Our results show that commonly used fungicides in vineyards might induce severe mortality in amphibians – further accelerating amphibian declines. Folpet is applied many times throughout the growing season, making direct contact of frogs very likely. Additionally, surviving juveniles suffer from sublethal effects like impairments of activity and predation behaviour, which could have both immediate and long-term individual fitness effects.
Can pesticide contamination affect reproduction and thereby the next generation of amphibians?
To investigate potential adverse effects of long-term exposure to viticultural pesticides on the reproductive capacity of amphibians, we left the lab and conducted a semi-field study in pesticide uncontaminated and contaminated ponds near Landau which are inhabited by common toad populations. For this, we captured reproductively active common toad pairs of each population and kept them in net cages until spawning.

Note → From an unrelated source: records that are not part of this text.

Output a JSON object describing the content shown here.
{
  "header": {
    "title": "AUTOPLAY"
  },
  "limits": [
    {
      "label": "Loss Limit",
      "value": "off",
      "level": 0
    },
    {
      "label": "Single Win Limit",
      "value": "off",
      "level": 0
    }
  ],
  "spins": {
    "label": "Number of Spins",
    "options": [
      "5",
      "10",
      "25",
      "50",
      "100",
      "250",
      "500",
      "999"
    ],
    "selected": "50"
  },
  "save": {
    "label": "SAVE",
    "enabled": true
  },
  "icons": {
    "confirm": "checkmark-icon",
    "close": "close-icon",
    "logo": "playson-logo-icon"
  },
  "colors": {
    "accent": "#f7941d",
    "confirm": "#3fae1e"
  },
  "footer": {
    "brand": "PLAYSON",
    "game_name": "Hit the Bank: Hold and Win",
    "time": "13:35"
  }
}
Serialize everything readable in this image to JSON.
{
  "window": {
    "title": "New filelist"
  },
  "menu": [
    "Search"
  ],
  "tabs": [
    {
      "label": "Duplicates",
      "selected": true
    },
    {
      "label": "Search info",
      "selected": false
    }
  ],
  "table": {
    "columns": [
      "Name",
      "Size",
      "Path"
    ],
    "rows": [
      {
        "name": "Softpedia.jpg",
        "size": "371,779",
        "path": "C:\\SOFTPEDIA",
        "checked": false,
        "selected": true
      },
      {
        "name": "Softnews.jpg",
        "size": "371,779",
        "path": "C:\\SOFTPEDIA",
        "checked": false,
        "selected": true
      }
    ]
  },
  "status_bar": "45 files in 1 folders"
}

Toads from more contaminated ponds showed an increased fecundity (more eggs) but decreased fertilization rates (fewer hatching tadpoles) as well as lower survival rates and reduced size of tadpoles. These results suggest that the higher exposed populations suffer from long-term reproductive impairments. In combination with the determined acute toxicity effects observed in the above-mentioned study, the detected reproduction effects pose a serious threat on amphibian populations in agricultural landscapes.
Combining the results from our studies, we conclude:
- Avoidance and reproduction are endpoints that should be addressed in future risk assessment procedures
- Pesticide applications should be reduced at least during the migration of adult and presence of juvenile amphibians to reduce the pressure on declining amphibian populations
For further reading, have a look at our recently published papers:
The paper “Avoidance behavior of juvenile common toads (Bufo bufo) in response to surface contamination by different pesticides” was authored by Christoph Leeb, Sara Kolbenschlag, Aurelia Laubscher, Elena Adams, Carsten Brühl and Kathrin Theissinger, and published open access in PLOS ONE.
The paper “Dermal fungicide exposure at realistic field rates induces lethal and sublethal effects on juvenile European common frogs (Rana temporaria)” was authored by Elena Adams, Verena Gerstle and Carsten Brühl, and published open access in Environmental Toxicology and Chemistry.
The paper “Pesticide exposure affects reproductive capacity of common toads (Bufo bufo) in a viticultural landscape” was authored by Elena Adams, Christoph Leeb and Carsten Brühl, and published open access in Ecotoxicology.
Thank you to Sara Kolbenschlag and Verena Gerstle, who both did an amazing job during their master theses, helping out with these projects.